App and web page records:
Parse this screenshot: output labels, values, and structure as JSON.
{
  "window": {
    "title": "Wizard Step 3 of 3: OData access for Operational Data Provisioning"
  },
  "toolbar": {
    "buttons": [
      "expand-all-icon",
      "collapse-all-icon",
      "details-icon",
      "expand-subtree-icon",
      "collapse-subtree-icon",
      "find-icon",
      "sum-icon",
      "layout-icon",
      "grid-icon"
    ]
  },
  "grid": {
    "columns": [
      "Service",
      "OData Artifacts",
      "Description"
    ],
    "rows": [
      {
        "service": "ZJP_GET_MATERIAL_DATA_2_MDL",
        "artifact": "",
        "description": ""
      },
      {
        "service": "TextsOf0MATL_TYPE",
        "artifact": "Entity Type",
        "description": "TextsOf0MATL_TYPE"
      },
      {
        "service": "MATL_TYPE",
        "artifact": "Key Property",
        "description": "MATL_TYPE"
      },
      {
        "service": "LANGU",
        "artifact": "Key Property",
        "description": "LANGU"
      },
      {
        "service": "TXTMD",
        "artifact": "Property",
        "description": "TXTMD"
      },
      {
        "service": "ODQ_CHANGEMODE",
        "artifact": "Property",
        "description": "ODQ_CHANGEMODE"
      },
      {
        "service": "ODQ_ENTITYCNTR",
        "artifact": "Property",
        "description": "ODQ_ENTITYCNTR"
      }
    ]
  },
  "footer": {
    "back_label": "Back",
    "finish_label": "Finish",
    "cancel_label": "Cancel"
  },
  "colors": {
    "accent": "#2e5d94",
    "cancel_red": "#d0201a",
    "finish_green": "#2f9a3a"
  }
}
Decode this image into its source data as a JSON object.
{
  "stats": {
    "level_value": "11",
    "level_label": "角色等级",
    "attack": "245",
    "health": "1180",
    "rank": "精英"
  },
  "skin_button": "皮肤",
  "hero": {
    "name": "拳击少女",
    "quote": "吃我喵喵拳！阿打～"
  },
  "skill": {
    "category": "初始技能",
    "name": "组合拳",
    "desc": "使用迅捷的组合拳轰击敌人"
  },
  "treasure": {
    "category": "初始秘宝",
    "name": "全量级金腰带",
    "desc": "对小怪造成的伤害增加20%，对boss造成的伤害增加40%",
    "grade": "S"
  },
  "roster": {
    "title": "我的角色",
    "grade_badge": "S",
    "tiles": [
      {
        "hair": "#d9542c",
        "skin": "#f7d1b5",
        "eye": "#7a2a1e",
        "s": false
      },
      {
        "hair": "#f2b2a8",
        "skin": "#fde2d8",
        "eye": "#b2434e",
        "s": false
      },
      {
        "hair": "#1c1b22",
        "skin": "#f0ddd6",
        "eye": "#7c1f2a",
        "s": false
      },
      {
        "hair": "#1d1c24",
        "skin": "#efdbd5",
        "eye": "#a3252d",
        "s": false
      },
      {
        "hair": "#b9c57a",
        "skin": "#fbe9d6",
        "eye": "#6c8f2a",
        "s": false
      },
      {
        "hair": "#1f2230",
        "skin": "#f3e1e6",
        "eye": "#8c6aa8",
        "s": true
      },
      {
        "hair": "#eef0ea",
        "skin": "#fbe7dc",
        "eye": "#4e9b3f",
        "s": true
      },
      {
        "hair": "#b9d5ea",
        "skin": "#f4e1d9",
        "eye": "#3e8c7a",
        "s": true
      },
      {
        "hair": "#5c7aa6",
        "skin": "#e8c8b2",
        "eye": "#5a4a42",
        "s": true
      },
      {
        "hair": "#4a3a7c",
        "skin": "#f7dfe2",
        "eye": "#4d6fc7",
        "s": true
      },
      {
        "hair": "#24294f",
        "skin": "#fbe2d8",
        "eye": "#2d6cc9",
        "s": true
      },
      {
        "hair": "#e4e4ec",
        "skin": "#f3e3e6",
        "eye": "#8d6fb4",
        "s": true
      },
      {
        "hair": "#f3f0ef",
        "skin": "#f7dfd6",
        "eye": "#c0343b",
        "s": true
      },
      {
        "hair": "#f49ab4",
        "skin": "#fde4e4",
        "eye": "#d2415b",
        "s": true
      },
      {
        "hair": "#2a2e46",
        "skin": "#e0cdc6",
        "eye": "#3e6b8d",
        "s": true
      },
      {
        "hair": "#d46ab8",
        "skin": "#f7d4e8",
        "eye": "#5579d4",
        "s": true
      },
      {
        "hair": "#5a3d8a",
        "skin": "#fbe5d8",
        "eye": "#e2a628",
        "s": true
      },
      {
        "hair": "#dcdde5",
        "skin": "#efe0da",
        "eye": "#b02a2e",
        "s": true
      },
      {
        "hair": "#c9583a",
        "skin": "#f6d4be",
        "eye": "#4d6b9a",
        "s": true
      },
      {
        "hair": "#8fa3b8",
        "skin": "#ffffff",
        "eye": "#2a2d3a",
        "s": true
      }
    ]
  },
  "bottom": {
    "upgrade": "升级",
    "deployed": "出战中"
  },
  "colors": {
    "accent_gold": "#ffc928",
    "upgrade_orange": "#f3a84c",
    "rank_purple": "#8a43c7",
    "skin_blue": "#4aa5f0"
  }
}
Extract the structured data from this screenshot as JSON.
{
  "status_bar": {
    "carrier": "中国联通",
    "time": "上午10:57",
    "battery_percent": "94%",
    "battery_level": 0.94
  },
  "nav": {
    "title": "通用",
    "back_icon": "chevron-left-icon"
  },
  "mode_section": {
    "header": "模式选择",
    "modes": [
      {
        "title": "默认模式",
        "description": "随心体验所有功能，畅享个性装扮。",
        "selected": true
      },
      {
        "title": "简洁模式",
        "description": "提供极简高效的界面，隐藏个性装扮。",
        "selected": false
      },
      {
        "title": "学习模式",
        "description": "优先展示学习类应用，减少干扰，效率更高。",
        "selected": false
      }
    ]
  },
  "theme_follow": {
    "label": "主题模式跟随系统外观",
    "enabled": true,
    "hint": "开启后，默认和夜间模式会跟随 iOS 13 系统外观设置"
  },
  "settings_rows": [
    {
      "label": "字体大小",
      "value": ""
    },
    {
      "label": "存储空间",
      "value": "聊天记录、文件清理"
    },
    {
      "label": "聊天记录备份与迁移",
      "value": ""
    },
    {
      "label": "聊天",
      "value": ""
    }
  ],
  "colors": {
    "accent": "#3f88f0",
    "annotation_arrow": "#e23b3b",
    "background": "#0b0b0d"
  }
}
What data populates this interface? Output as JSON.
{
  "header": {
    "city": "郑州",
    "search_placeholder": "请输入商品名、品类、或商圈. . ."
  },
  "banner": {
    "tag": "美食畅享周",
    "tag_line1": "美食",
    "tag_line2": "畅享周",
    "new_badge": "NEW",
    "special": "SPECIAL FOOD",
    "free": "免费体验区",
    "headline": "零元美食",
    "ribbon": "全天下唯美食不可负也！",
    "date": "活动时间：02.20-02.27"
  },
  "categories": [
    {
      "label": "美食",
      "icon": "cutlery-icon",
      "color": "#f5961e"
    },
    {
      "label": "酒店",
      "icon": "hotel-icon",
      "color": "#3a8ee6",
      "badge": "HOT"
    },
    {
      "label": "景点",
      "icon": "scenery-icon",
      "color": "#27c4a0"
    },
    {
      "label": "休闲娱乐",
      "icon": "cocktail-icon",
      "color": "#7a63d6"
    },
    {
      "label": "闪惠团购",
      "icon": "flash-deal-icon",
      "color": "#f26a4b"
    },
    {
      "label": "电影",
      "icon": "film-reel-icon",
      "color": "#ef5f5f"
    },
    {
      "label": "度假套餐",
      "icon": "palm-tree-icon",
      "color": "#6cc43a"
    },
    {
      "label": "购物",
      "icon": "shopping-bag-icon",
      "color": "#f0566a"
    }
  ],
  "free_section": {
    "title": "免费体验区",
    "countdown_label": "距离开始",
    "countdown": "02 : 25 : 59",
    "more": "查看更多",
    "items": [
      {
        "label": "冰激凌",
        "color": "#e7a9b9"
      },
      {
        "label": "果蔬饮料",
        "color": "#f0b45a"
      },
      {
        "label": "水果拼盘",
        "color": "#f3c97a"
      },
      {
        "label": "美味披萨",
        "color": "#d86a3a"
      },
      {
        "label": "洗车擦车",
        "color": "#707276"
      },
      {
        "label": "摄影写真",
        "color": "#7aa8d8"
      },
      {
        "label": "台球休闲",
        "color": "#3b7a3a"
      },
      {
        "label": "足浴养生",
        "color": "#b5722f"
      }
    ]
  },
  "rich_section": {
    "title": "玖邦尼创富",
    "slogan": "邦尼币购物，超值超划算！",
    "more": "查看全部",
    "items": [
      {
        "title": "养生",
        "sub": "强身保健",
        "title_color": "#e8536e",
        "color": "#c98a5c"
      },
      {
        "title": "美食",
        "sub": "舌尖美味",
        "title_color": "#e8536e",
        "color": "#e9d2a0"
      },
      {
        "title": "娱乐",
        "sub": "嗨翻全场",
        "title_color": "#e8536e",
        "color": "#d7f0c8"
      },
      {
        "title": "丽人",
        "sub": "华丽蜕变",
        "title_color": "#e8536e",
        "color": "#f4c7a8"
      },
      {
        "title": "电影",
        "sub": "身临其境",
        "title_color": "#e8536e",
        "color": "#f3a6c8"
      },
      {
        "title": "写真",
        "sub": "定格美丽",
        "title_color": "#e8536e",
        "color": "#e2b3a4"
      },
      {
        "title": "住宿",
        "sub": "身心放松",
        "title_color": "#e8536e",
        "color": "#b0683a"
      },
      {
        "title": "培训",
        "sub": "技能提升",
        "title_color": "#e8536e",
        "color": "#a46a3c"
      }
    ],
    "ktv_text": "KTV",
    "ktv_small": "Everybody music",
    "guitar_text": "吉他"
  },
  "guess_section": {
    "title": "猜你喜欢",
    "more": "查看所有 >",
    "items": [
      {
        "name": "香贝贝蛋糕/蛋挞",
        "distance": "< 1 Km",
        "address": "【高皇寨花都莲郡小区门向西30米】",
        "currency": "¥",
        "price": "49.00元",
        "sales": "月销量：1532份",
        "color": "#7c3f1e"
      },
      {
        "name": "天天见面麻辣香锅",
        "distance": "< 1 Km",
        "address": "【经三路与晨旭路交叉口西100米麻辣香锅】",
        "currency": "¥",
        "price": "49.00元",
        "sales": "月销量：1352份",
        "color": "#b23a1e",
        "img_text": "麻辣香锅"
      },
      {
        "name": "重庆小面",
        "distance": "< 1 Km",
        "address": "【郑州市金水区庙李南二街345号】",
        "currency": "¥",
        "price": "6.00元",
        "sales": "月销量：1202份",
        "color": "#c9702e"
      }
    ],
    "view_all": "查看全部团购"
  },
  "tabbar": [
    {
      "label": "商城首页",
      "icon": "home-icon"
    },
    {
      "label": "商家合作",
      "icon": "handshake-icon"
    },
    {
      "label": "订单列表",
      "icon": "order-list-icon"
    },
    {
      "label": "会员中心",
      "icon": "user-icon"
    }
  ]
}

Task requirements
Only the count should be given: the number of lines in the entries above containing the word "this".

Exercise result
4